Every record should be written out again in full, with no character altered.

Data about app and page elements:
-- Opening Marker --

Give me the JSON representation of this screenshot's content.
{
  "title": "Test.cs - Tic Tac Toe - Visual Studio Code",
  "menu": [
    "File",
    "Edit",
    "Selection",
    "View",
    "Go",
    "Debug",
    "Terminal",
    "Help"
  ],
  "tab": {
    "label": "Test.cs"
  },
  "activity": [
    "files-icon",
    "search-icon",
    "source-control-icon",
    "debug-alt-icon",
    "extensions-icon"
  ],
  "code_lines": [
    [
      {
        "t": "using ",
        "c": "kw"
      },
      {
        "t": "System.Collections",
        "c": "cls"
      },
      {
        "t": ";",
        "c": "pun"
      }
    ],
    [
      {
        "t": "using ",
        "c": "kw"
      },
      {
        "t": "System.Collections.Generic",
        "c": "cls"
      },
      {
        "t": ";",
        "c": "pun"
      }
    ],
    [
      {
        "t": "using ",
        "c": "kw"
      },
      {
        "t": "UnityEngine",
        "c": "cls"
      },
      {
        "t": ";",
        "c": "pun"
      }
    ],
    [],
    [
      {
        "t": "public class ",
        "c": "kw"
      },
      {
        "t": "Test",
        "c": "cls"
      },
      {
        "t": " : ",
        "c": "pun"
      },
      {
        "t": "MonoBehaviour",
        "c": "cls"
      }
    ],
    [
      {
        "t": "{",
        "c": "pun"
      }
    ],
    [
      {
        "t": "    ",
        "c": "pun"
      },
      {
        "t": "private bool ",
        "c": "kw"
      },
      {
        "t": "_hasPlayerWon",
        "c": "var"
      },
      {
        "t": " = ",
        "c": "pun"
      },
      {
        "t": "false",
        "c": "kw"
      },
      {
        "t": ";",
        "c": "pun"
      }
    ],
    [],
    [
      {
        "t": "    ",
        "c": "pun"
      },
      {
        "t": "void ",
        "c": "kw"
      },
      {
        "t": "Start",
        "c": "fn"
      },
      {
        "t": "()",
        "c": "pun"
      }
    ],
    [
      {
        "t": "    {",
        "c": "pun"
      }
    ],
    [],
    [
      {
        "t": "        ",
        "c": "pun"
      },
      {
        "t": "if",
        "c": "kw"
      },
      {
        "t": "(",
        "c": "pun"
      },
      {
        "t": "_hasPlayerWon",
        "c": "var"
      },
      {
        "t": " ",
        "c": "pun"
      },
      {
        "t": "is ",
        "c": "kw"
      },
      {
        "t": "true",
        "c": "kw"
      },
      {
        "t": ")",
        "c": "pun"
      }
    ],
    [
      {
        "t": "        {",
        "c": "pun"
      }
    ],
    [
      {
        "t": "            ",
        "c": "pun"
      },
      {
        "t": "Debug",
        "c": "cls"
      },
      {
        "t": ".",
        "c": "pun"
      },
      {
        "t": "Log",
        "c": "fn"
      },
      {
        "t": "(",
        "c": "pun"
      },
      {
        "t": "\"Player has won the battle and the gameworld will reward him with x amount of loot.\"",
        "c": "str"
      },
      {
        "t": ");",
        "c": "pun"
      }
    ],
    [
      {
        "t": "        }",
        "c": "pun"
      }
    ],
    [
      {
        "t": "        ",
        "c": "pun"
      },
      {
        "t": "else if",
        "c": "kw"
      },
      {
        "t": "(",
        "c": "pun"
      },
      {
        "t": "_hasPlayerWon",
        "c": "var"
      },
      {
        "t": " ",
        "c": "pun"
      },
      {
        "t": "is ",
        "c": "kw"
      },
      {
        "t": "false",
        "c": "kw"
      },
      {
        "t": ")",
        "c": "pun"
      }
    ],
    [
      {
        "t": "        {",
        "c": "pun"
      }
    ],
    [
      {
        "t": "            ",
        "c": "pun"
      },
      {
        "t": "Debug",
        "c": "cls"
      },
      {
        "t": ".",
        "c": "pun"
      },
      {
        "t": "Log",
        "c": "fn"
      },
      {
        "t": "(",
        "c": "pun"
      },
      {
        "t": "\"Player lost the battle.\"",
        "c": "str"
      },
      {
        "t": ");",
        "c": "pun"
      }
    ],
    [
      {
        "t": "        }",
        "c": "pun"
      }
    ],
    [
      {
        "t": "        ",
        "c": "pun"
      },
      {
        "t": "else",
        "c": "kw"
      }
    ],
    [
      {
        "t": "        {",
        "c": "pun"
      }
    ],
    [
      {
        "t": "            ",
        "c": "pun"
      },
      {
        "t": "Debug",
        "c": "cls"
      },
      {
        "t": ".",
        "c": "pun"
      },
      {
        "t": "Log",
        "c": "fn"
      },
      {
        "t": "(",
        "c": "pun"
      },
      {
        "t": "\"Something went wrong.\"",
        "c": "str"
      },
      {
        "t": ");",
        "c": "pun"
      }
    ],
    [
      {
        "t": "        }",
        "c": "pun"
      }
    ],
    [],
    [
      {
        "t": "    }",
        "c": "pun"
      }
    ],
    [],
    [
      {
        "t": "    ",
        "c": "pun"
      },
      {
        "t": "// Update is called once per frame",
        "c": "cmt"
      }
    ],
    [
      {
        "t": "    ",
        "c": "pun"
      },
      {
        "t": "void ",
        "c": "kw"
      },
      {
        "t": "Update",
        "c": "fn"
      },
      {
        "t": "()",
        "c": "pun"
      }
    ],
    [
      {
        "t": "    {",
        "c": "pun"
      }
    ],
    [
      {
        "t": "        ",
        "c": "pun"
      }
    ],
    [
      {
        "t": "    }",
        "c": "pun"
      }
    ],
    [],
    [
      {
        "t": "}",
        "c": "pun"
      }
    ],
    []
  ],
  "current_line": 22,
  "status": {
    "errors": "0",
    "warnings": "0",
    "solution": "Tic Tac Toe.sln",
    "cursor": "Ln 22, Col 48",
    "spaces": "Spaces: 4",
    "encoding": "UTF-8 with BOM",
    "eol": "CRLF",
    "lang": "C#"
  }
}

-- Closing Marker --

EXERCISE OUTPUT:
Give me the JSON representation of this screenshot's content.
{
  "title": "Test.cs - Tic Tac Toe - Visual Studio Code",
  "menu": [
    "File",
    "Edit",
    "Selection",
    "View",
    "Go",
    "Debug",
    "Terminal",
    "Help"
  ],
  "tab": {
    "label": "Test.cs"
  },
  "activity": [
    "files-icon",
    "search-icon",
    "source-control-icon",
    "debug-alt-icon",
    "extensions-icon"
  ],
  "code_lines": [
    [
      {
        "t": "using ",
        "c": "kw"
      },
      {
        "t": "System.Collections",
        "c": "cls"
      },
      {
        "t": ";",
        "c": "pun"
      }
    ],
    [
      {
        "t": "using ",
        "c": "kw"
      },
      {
        "t": "System.Collections.Generic",
        "c": "cls"
      },
      {
        "t": ";",
        "c": "pun"
      }
    ],
    [
      {
        "t": "using ",
        "c": "kw"
      },
      {
        "t": "UnityEngine",
        "c": "cls"
      },
      {
        "t": ";",
        "c": "pun"
      }
    ],
    [],
    [
      {
        "t": "public class ",
        "c": "kw"
      },
      {
        "t": "Test",
        "c": "cls"
      },
      {
        "t": " : ",
        "c": "pun"
      },
      {
        "t": "MonoBehaviour",
        "c": "cls"
      }
    ],
    [
      {
        "t": "{",
        "c": "pun"
      }
    ],
    [
      {
        "t": "    ",
        "c": "pun"
      },
      {
        "t": "private bool ",
        "c": "kw"
      },
      {
        "t": "_hasPlayerWon",
        "c": "var"
      },
      {
        "t": " = ",
        "c": "pun"
      },
      {
        "t": "false",
        "c": "kw"
      },
      {
        "t": ";",
        "c": "pun"
      }
    ],
    [],
    [
      {
        "t": "    ",
        "c": "pun"
      },
      {
        "t": "void ",
        "c": "kw"
      },
      {
        "t": "Start",
        "c": "fn"
      },
      {
        "t": "()",
        "c": "pun"
      }
    ],
    [
      {
        "t": "    {",
        "c": "pun"
      }
    ],
    [],
    [
      {
        "t": "        ",
        "c": "pun"
      },
      {
        "t": "if",
        "c": "kw"
      },
      {
        "t": "(",
        "c": "pun"
      },
      {
        "t": "_hasPlayerWon",
        "c": "var"
      },
      {
        "t": " ",
        "c": "pun"
      },
      {
        "t": "is ",
        "c": "kw"
      },
      {
        "t": "true",
        "c": "kw"
      },
      {
        "t": ")",
        "c": "pun"
      }
    ],
    [
      {
        "t": "        {",
        "c": "pun"
      }
    ],
    [
      {
        "t": "            ",
        "c": "pun"
      },
      {
        "t": "Debug",
        "c": "cls"
      },
      {
        "t": ".",
        "c": "pun"
      },
      {
        "t": "Log",
        "c": "fn"
      },
      {
        "t": "(",
        "c": "pun"
      },
      {
        "t": "\"Player has won the battle and the gameworld will reward him with x amount of loot.\"",
        "c": "str"
      },
      {
        "t": ");",
        "c": "pun"
      }
    ],
    [
      {
        "t": "        }",
        "c": "pun"
      }
    ],
    [
      {
        "t": "        ",
        "c": "pun"
      },
      {
        "t": "else if",
        "c": "kw"
      },
      {
        "t": "(",
        "c": "pun"
      },
      {
        "t": "_hasPlayerWon",
        "c": "var"
      },
      {
        "t": " ",
        "c": "pun"
      },
      {
        "t": "is ",
        "c": "kw"
      },
      {
        "t": "false",
        "c": "kw"
      },
      {
        "t": ")",
        "c": "pun"
      }
    ],
    [
      {
        "t": "        {",
        "c": "pun"
      }
    ],
    [
      {
        "t": "            ",
        "c": "pun"
      },
      {
        "t": "Debug",
        "c": "cls"
      },
      {
        "t": ".",
        "c": "pun"
      },
      {
        "t": "Log",
        "c": "fn"
      },
      {
        "t": "(",
        "c": "pun"
      },
      {
        "t": "\"Player lost the battle.\"",
        "c": "str"
      },
      {
        "t": ");",
        "c": "pun"
      }
    ],
    [
      {
        "t": "        }",
        "c": "pun"
      }
    ],
    [
      {
        "t": "        ",
        "c": "pun"
      },
      {
        "t": "else",
        "c": "kw"
      }
    ],
    [
      {
        "t": "        {",
        "c": "pun"
      }
    ],
    [
      {
        "t": "            ",
        "c": "pun"
      },
      {
        "t": "Debug",
        "c": "cls"
      },
      {
        "t": ".",
        "c": "pun"
      },
      {
        "t": "Log",
        "c": "fn"
      },
      {
        "t": "(",
        "c": "pun"
      },
      {
        "t": "\"Something went wrong.\"",
        "c": "str"
      },
      {
        "t": ");",
        "c": "pun"
      }
    ],
    [
      {
        "t": "        }",
        "c": "pun"
      }
    ],
    [],
    [
      {
        "t": "    }",
        "c": "pun"
      }
    ],
    [],
    [
      {
        "t": "    ",
        "c": "pun"
      },
      {
        "t": "// Update is called once per frame",
        "c": "cmt"
      }
    ],
    [
      {
        "t": "    ",
        "c": "pun"
      },
      {
        "t": "void ",
        "c": "kw"
      },
      {
        "t": "Update",
        "c": "fn"
      },
      {
        "t": "()",
        "c": "pun"
      }
    ],
    [
      {
        "t": "    {",
        "c": "pun"
      }
    ],
    [
      {
        "t": "        ",
        "c": "pun"
      }
    ],
    [
      {
        "t": "    }",
        "c": "pun"
      }
    ],
    [],
    [
      {
        "t": "}",
        "c": "pun"
      }
    ],
    []
  ],
  "current_line": 22,
  "status": {
    "errors": "0",
    "warnings": "0",
    "solution": "Tic Tac Toe.sln",
    "cursor": "Ln 22, Col 48",
    "spaces": "Spaces: 4",
    "encoding": "UTF-8 with BOM",
    "eol": "CRLF",
    "lang": "C#"
  }
}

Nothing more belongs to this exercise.